A procedural vote on DeVos is expected Friday, with a final confirmation vote being held either either Monday or Tuesday of next week.
Labor nominee Andy Puzder: The food executive's confirmation hearing has been delayed four times because he has yet to submit any of the paperwork required for cabinet nominees. "This fourth delay in his nomination hearing—without any sign of the required paperwork—only raises further questions," Sen. Patty Murray, the highest ranking Democrat on the Health, Education, Labor, and Pensions, wrote.
Even before the missing paperwork, Puzder faced tough opposition from Democrats for alleged labor violations at CKE Restaurant Holdings Inc., the parent company of Carl's Jr. and Hardee's.
Attorney general nominee Jeff Sessions: The Alabama senator was advanced out of committee in a straight party-line vote on Wednesday after strong Democratic opposition centered on Trump's firing of the acting head of the Justice Department. A final Sessions vote is expected after the vote on DeVos.

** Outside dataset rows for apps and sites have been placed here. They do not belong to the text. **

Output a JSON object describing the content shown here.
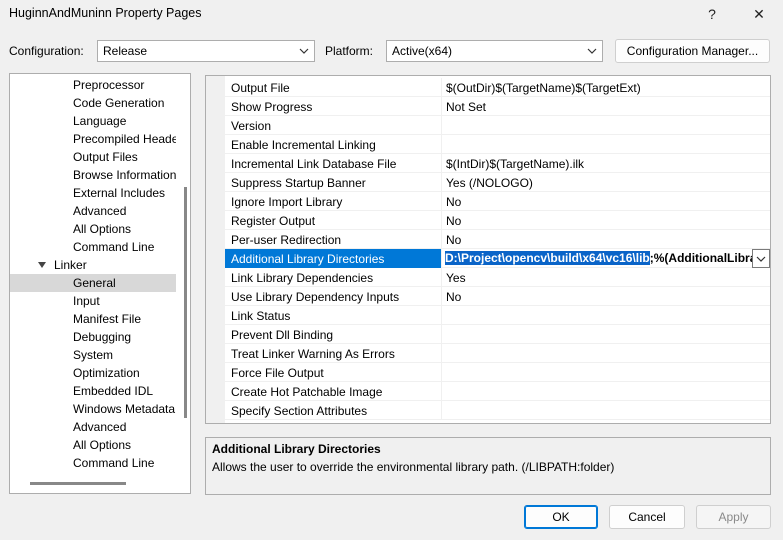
{
  "window": {
    "title": "HuginnAndMuninn Property Pages",
    "help": "?",
    "close": "✕"
  },
  "config": {
    "configuration_label": "Configuration:",
    "configuration_value": "Release",
    "platform_label": "Platform:",
    "platform_value": "Active(x64)",
    "manager_button": "Configuration Manager..."
  },
  "tree": {
    "items": [
      {
        "label": "Preprocessor",
        "level": 2
      },
      {
        "label": "Code Generation",
        "level": 2
      },
      {
        "label": "Language",
        "level": 2
      },
      {
        "label": "Precompiled Heade",
        "level": 2
      },
      {
        "label": "Output Files",
        "level": 2
      },
      {
        "label": "Browse Information",
        "level": 2
      },
      {
        "label": "External Includes",
        "level": 2
      },
      {
        "label": "Advanced",
        "level": 2
      },
      {
        "label": "All Options",
        "level": 2
      },
      {
        "label": "Command Line",
        "level": 2
      },
      {
        "label": "Linker",
        "level": 1,
        "expanded": true
      },
      {
        "label": "General",
        "level": 2,
        "selected": true
      },
      {
        "label": "Input",
        "level": 2
      },
      {
        "label": "Manifest File",
        "level": 2
      },
      {
        "label": "Debugging",
        "level": 2
      },
      {
        "label": "System",
        "level": 2
      },
      {
        "label": "Optimization",
        "level": 2
      },
      {
        "label": "Embedded IDL",
        "level": 2
      },
      {
        "label": "Windows Metadata",
        "level": 2
      },
      {
        "label": "Advanced",
        "level": 2
      },
      {
        "label": "All Options",
        "level": 2
      },
      {
        "label": "Command Line",
        "level": 2
      }
    ]
  },
  "grid": {
    "rows": [
      {
        "name": "Output File",
        "value": "$(OutDir)$(TargetName)$(TargetExt)"
      },
      {
        "name": "Show Progress",
        "value": "Not Set"
      },
      {
        "name": "Version",
        "value": ""
      },
      {
        "name": "Enable Incremental Linking",
        "value": ""
      },
      {
        "name": "Incremental Link Database File",
        "value": "$(IntDir)$(TargetName).ilk"
      },
      {
        "name": "Suppress Startup Banner",
        "value": "Yes (/NOLOGO)"
      },
      {
        "name": "Ignore Import Library",
        "value": "No"
      },
      {
        "name": "Register Output",
        "value": "No"
      },
      {
        "name": "Per-user Redirection",
        "value": "No"
      },
      {
        "name": "Additional Library Directories",
        "value": "",
        "selected": true
      },
      {
        "name": "Link Library Dependencies",
        "value": "Yes"
      },
      {
        "name": "Use Library Dependency Inputs",
        "value": "No"
      },
      {
        "name": "Link Status",
        "value": ""
      },
      {
        "name": "Prevent Dll Binding",
        "value": ""
      },
      {
        "name": "Treat Linker Warning As Errors",
        "value": ""
      },
      {
        "name": "Force File Output",
        "value": ""
      },
      {
        "name": "Create Hot Patchable Image",
        "value": ""
      },
      {
        "name": "Specify Section Attributes",
        "value": ""
      }
    ],
    "selected_edit": {
      "highlighted": "D:\\Project\\opencv\\build\\x64\\vc16\\lib",
      "rest": ";%(AdditionalLibra"
    }
  },
  "description": {
    "title": "Additional Library Directories",
    "text": "Allows the user to override the environmental library path. (/LIBPATH:folder)"
  },
  "buttons": {
    "ok": "OK",
    "cancel": "Cancel",
    "apply": "Apply"
  },
  "colors": {
    "selection": "#0078d7",
    "tree_selected": "#d8d8d8",
    "apply_disabled_text": "#8a8a8a"
  }
}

Health nominee Tom Price: Price faced Democratic opposition during his confirmation hearings from senators concerned about his personal finances and investments in health care companies. Democrats boycotted the committee vote on Price, prompting Republicans to change the rules to advance his nomination.
Treasury nominee Steve Mnuchin: Like Price, Democrats boycotted Mnuchin's committee vote and asserted the nominee has failed to give the committee full information about his finances. And like Price, he advanced out of committee with a 14-0 vote with no Democrats present.
Housing nominee Ben Carson: The 2016 presidential nominee was approved in a committee vote and is awaiting a full vote in the Senate. He advanced with a voice vote and is expected to be easily confirmed.
Commerce nominee Wilbur Ross: The billionaire who made his fortune as a turnaround specialist easily passed out of committee last week and is awaiting a full Senate vote.
Energy nominee Rick Perry: The former Texas governor and two-time presidential candidatepassed through committee with 16-7 vote. He is expected to comfortably pass a full confirmation vote to head the department he once advocated for eliminating.
Interior nominee Ryan Zinke: The Montana senator advanced out of committee with some Democratic support and is expected to be confirmed.
Veterans Affairs nominee David Shulkin: The undersecretary for health at the VA had a committee meeting on Wednesday and is awaiting a committee vote.
Agriculture nominee Sonny Perdue: The two-term Georgia governor was Trump's last cabinet selection and is awaiting a committee hearing. He is well known on Capitol Hill and his cousin is a U.S. senator representing Georgia.
- Secretary ofDefense James Mattis
- Secretary of the Department of Homeland Security John Kelly
- Secretary of Transportation Elaine Chao
- Secretary of State Rex Tillerson